**TASK INSTRUCTIONS**.
Apart from the images, repeat the data below exactly as written.

**DATA SHOWN**.
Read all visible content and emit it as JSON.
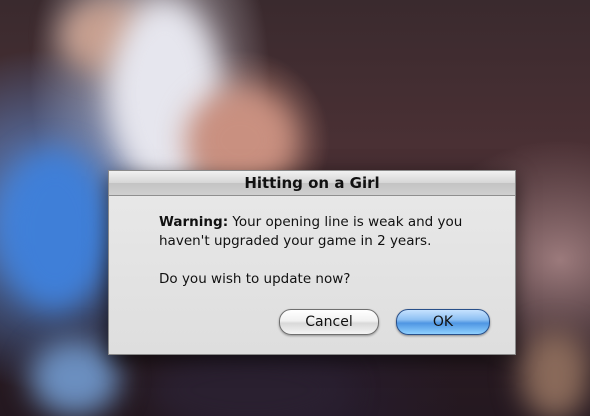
{
  "dialog": {
    "title": "Hitting on a Girl",
    "warning_label": "Warning:",
    "warning_text": " Your opening line is weak and you haven't upgraded your game in 2 years.",
    "question": "Do you wish to update now?",
    "cancel_label": "Cancel",
    "ok_label": "OK"
  },
  "colors": {
    "ok_button": "#5aa0e8",
    "dialog_bg": "#e4e4e4"
  }
}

**TASK OUTPUT**.
Read all visible content and emit it as JSON.
{
  "dialog": {
    "title": "Hitting on a Girl",
    "warning_label": "Warning:",
    "warning_text": " Your opening line is weak and you haven't upgraded your game in 2 years.",
    "question": "Do you wish to update now?",
    "cancel_label": "Cancel",
    "ok_label": "OK"
  },
  "colors": {
    "ok_button": "#5aa0e8",
    "dialog_bg": "#e4e4e4"
  }
}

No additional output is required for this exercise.